Prompt ▸ For this exercise, copy the data exactly and omit any images.

Excerpted records ▸
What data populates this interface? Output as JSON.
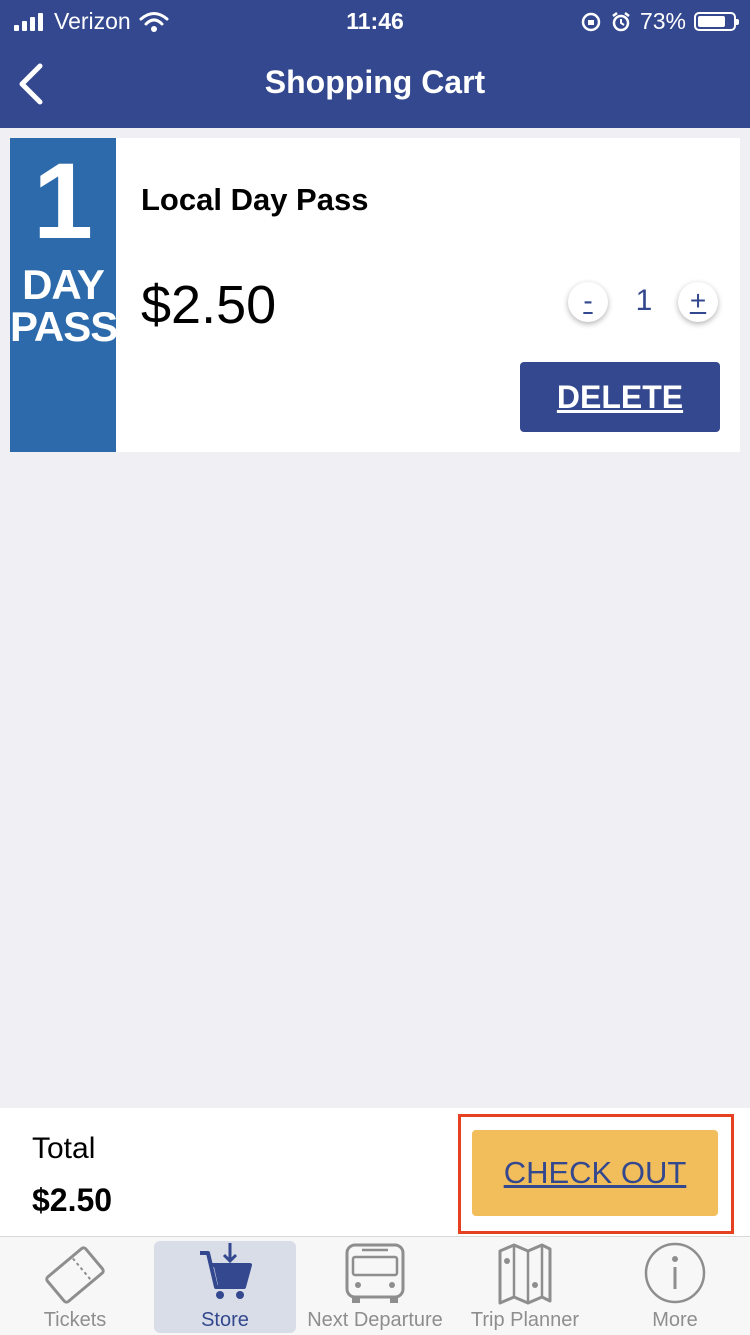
{
  "status_bar": {
    "carrier": "Verizon",
    "time": "11:46",
    "battery": "73%"
  },
  "nav": {
    "title": "Shopping Cart",
    "back_icon": "chevron-left-icon"
  },
  "cart_item": {
    "badge_number": "1",
    "badge_word1": "DAY",
    "badge_word2": "PASS",
    "name": "Local Day Pass",
    "price": "$2.50",
    "quantity": "1",
    "minus_label": "-",
    "plus_label": "+",
    "delete_label": "DELETE"
  },
  "summary": {
    "total_label": "Total",
    "total_value": "$2.50",
    "checkout_label": "CHECK OUT"
  },
  "tabs": [
    {
      "label": "Tickets",
      "icon": "ticket-icon",
      "active": false
    },
    {
      "label": "Store",
      "icon": "cart-icon",
      "active": true
    },
    {
      "label": "Next Departure",
      "icon": "bus-icon",
      "active": false
    },
    {
      "label": "Trip Planner",
      "icon": "map-icon",
      "active": false
    },
    {
      "label": "More",
      "icon": "info-icon",
      "active": false
    }
  ],
  "colors": {
    "primary": "#33488e",
    "badge": "#2c6aab",
    "checkout": "#f2bd5b",
    "highlight": "#e5401f",
    "background": "#efeff4"
  }
}
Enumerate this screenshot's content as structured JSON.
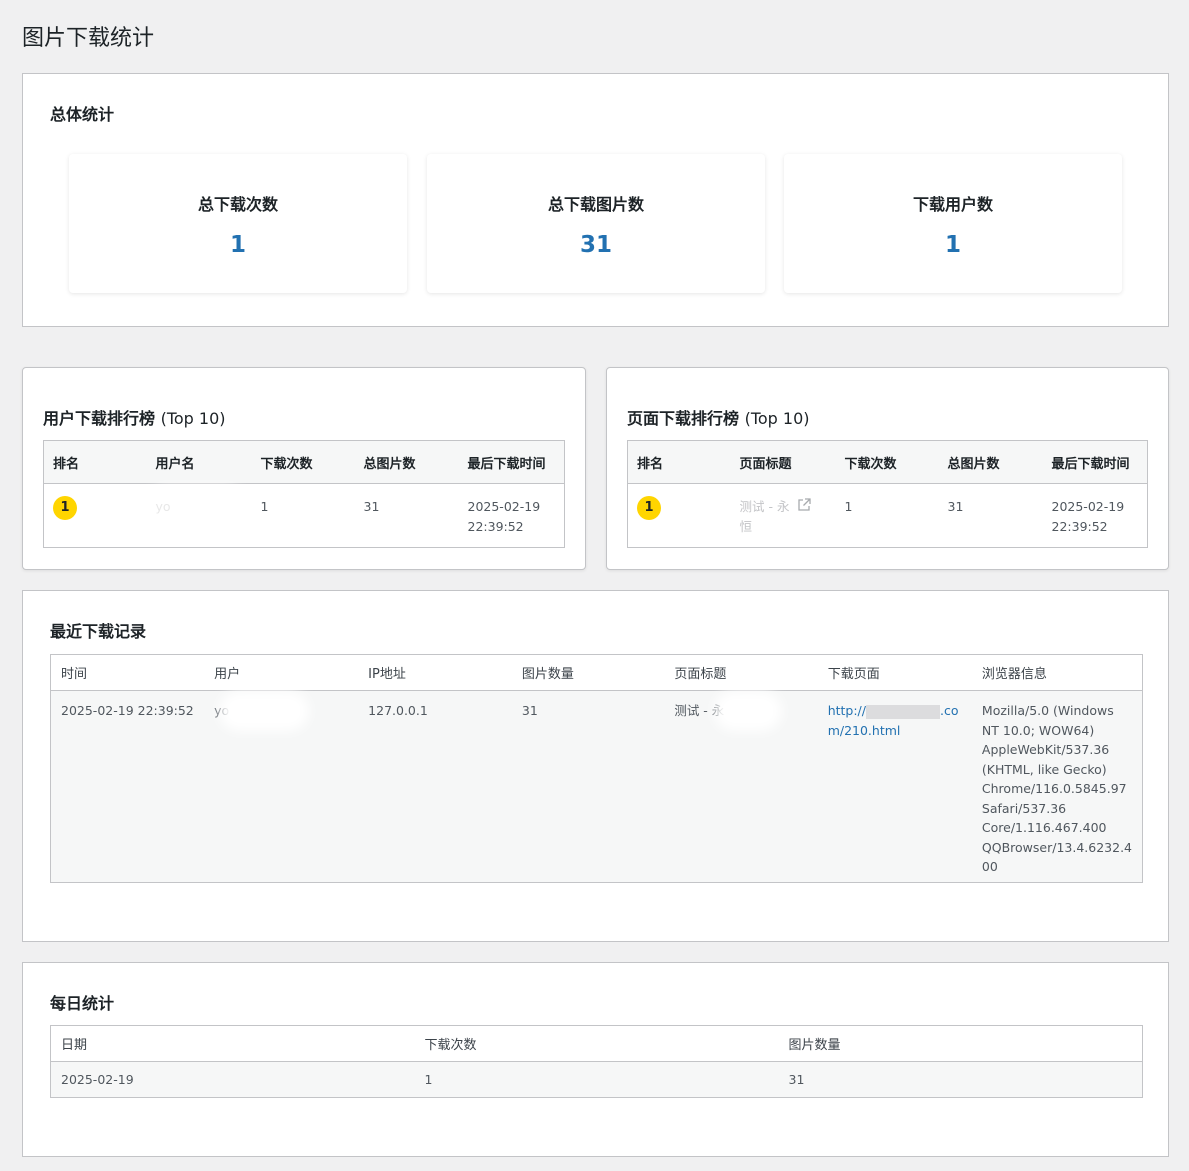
{
  "page_title": "图片下载统计",
  "overall": {
    "title": "总体统计",
    "stats": [
      {
        "label": "总下载次数",
        "value": "1"
      },
      {
        "label": "总下载图片数",
        "value": "31"
      },
      {
        "label": "下载用户数",
        "value": "1"
      }
    ]
  },
  "user_rank": {
    "title": "用户下载排行榜",
    "suffix": "(Top 10)",
    "columns": [
      "排名",
      "用户名",
      "下载次数",
      "总图片数",
      "最后下载时间"
    ],
    "rows": [
      {
        "rank": "1",
        "user": "yo",
        "downloads": "1",
        "images": "31",
        "last_date": "2025-02-19",
        "last_time": "22:39:52"
      }
    ]
  },
  "page_rank": {
    "title": "页面下载排行榜",
    "suffix": "(Top 10)",
    "columns": [
      "排名",
      "页面标题",
      "下载次数",
      "总图片数",
      "最后下载时间"
    ],
    "rows": [
      {
        "rank": "1",
        "title_line1": "测试 - 永",
        "title_line2": "恒",
        "downloads": "1",
        "images": "31",
        "last_date": "2025-02-19",
        "last_time": "22:39:52"
      }
    ]
  },
  "recent": {
    "title": "最近下载记录",
    "columns": [
      "时间",
      "用户",
      "IP地址",
      "图片数量",
      "页面标题",
      "下载页面",
      "浏览器信息"
    ],
    "rows": [
      {
        "time": "2025-02-19 22:39:52",
        "user": "yo",
        "ip": "127.0.0.1",
        "images": "31",
        "page_title": "测试 - 永",
        "url_start": "http://",
        "url_end": ".co",
        "url_line2": "m/210.html",
        "browser": [
          "Mozilla/5.0 (Windows",
          "NT 10.0; WOW64)",
          "AppleWebKit/537.36",
          "(KHTML, like Gecko)",
          "Chrome/116.0.5845.97",
          "Safari/537.36",
          "Core/1.116.467.400",
          "QQBrowser/13.4.6232.4",
          "00"
        ]
      }
    ]
  },
  "daily": {
    "title": "每日统计",
    "columns": [
      "日期",
      "下载次数",
      "图片数量"
    ],
    "rows": [
      {
        "date": "2025-02-19",
        "downloads": "1",
        "images": "31"
      }
    ]
  },
  "colors": {
    "accent": "#2271b1",
    "badge": "#ffd500",
    "background": "#f0f0f1"
  }
}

Response area ▸
What data populates this interface? Output as JSON.
{
  "status_bar": {
    "carrier": "Verizon",
    "time": "11:46",
    "battery": "73%"
  },
  "nav": {
    "title": "Shopping Cart",
    "back_icon": "chevron-left-icon"
  },
  "cart_item": {
    "badge_number": "1",
    "badge_word1": "DAY",
    "badge_word2": "PASS",
    "name": "Local Day Pass",
    "price": "$2.50",
    "quantity": "1",
    "minus_label": "-",
    "plus_label": "+",
    "delete_label": "DELETE"
  },
  "summary": {
    "total_label": "Total",
    "total_value": "$2.50",
    "checkout_label": "CHECK OUT"
  },
  "tabs": [
    {
      "label": "Tickets",
      "icon": "ticket-icon",
      "active": false
    },
    {
      "label": "Store",
      "icon": "cart-icon",
      "active": true
    },
    {
      "label": "Next Departure",
      "icon": "bus-icon",
      "active": false
    },
    {
      "label": "Trip Planner",
      "icon": "map-icon",
      "active": false
    },
    {
      "label": "More",
      "icon": "info-icon",
      "active": false
    }
  ],
  "colors": {
    "primary": "#33488e",
    "badge": "#2c6aab",
    "checkout": "#f2bd5b",
    "highlight": "#e5401f",
    "background": "#efeff4"
  }
}
Enumerate this screenshot's content as structured JSON.
{
  "page_title": "图片下载统计",
  "overall": {
    "title": "总体统计",
    "stats": [
      {
        "label": "总下载次数",
        "value": "1"
      },
      {
        "label": "总下载图片数",
        "value": "31"
      },
      {
        "label": "下载用户数",
        "value": "1"
      }
    ]
  },
  "user_rank": {
    "title": "用户下载排行榜",
    "suffix": "(Top 10)",
    "columns": [
      "排名",
      "用户名",
      "下载次数",
      "总图片数",
      "最后下载时间"
    ],
    "rows": [
      {
        "rank": "1",
        "user": "yo",
        "downloads": "1",
        "images": "31",
        "last_date": "2025-02-19",
        "last_time": "22:39:52"
      }
    ]
  },
  "page_rank": {
    "title": "页面下载排行榜",
    "suffix": "(Top 10)",
    "columns": [
      "排名",
      "页面标题",
      "下载次数",
      "总图片数",
      "最后下载时间"
    ],
    "rows": [
      {
        "rank": "1",
        "title_line1": "测试 - 永",
        "title_line2": "恒",
        "downloads": "1",
        "images": "31",
        "last_date": "2025-02-19",
        "last_time": "22:39:52"
      }
    ]
  },
  "recent": {
    "title": "最近下载记录",
    "columns": [
      "时间",
      "用户",
      "IP地址",
      "图片数量",
      "页面标题",
      "下载页面",
      "浏览器信息"
    ],
    "rows": [
      {
        "time": "2025-02-19 22:39:52",
        "user": "yo",
        "ip": "127.0.0.1",
        "images": "31",
        "page_title": "测试 - 永",
        "url_start": "http://",
        "url_end": ".co",
        "url_line2": "m/210.html",
        "browser": [
          "Mozilla/5.0 (Windows",
          "NT 10.0; WOW64)",
          "AppleWebKit/537.36",
          "(KHTML, like Gecko)",
          "Chrome/116.0.5845.97",
          "Safari/537.36",
          "Core/1.116.467.400",
          "QQBrowser/13.4.6232.4",
          "00"
        ]
      }
    ]
  },
  "daily": {
    "title": "每日统计",
    "columns": [
      "日期",
      "下载次数",
      "图片数量"
    ],
    "rows": [
      {
        "date": "2025-02-19",
        "downloads": "1",
        "images": "31"
      }
    ]
  },
  "colors": {
    "accent": "#2271b1",
    "badge": "#ffd500",
    "background": "#f0f0f1"
  }
}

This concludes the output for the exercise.